Furthermore, the Navy believes that the competition proposal entails hidden costs for the nation. It ignores the costs the Navy would incur if Electric Boat were to close, costs which, in the short term, would include a serious disruption in the NSSN design/build process, unbudgeted design rework and transfer costs, and paying for environmental clean up. In the longer term, by allowing Electric Boat to close the Navy would be foregoing any possibility of future competition. The Navy would have no alternative source should Newport News fail to meet cost, schedule, and performance specifications; in essence it would be held lwstage to a single supplier for a critically important element of U.S. military power.
The proposals are also based on assumptions about significant cost savings from killing the SSN 23. This would ignore the compelling near term requirements for advanced nuclear submarines in the fleet. But, more importantly, it would impose severe cost penalties and the loss of nearly $18 in prior year investment, in addition to other costs, including additional funding to modify the SSN 22 and to bring Newport News up-to-speed on the NSSN design process.
The Three Percent Solution
Maintaining the vital U.S. nuclear industrial base should not require such a draconian choice. Both Electric Boat and Newport News offer strong capabilities and are critical to the future of the nuclear shipbuilding industrial base. According to Navy data released by former Assistant Secretary Slatkin, the premium for keeping both yards in business amounts to about three percent of the Navy’s nuclear shipbuilding programs.
Nuclear powered attack submarines are at the heart of U.S. military power. The third Seawolf, SSN 23, and the NSSN will provide the U.S. with the necessary capabilities to ensure our Navy’s historical dominance under the seas is continued. Retaining two nuclear capable shipyards by building new submarines at Electric Boat and nuclear carriers at Newport News will protect the industrial base needed to construct these ships while also providing the nation with the highly capable, modem submarines needed to counter the enhanced abilities and the proliferation of submarines throughout the world.
The Navy’s strategy will ensure that the nation will maintain the submarines industrial base that can meet our force level and operational requirements at an affordable price.
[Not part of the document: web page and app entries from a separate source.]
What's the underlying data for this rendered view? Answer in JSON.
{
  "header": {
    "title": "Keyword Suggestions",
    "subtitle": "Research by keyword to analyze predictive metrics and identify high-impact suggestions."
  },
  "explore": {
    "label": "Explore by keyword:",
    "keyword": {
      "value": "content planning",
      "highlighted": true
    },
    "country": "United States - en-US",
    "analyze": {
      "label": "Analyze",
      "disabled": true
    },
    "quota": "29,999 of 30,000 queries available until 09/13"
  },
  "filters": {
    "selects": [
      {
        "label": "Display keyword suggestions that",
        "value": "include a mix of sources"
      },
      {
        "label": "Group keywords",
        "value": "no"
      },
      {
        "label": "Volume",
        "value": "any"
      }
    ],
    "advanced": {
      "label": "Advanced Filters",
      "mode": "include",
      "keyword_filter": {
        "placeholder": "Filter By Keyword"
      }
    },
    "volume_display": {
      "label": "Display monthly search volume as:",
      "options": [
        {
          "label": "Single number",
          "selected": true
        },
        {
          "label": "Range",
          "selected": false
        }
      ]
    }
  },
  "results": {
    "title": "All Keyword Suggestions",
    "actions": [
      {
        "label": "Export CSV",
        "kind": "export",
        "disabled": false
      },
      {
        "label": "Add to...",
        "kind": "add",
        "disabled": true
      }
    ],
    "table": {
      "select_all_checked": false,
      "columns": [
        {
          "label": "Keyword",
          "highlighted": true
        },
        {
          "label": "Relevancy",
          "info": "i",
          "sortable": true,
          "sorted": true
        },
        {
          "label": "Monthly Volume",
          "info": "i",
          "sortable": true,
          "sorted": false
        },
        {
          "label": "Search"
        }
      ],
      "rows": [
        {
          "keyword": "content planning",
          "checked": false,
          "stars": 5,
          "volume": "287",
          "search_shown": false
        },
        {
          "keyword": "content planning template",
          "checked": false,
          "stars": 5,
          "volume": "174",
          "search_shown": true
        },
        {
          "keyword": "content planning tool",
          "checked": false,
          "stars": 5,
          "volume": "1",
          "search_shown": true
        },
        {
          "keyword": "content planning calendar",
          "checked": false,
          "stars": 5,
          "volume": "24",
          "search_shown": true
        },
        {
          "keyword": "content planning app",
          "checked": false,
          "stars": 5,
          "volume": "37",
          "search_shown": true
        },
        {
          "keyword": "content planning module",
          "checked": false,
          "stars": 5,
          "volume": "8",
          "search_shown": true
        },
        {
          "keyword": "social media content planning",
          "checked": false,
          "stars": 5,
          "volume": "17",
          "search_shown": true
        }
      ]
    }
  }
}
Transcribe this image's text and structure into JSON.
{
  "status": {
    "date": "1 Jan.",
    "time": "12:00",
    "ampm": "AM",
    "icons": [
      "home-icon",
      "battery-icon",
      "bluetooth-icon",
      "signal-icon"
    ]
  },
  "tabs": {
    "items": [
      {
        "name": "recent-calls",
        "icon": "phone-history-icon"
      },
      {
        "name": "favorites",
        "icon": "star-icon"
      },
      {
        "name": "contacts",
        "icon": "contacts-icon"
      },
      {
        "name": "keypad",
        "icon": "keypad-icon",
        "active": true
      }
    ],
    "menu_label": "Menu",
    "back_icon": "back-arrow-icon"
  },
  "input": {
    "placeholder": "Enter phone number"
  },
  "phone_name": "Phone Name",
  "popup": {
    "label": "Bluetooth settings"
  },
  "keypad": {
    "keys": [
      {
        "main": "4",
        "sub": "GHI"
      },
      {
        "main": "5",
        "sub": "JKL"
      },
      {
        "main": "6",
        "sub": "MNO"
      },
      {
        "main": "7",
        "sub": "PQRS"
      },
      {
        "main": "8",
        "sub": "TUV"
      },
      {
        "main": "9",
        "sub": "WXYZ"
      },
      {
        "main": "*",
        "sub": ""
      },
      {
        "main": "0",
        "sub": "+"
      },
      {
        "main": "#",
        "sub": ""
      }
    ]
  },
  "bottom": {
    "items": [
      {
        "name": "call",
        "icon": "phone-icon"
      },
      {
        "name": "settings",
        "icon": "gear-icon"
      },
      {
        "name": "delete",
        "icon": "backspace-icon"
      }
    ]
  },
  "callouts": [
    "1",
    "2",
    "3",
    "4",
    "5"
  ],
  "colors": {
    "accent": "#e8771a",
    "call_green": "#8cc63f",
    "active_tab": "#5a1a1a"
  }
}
And it will ensure that U.S. excellence and superiority in undersea warfare can be preserved to meet future operational needs. As the Defense Department looks to garner about three percent of the nation’s gross national product for military requirements in the 2000, the three percent solution for nuclear shipbuilding industry, an insurance premium as a hedge against bald uncertainty, looks to be an attractive bet.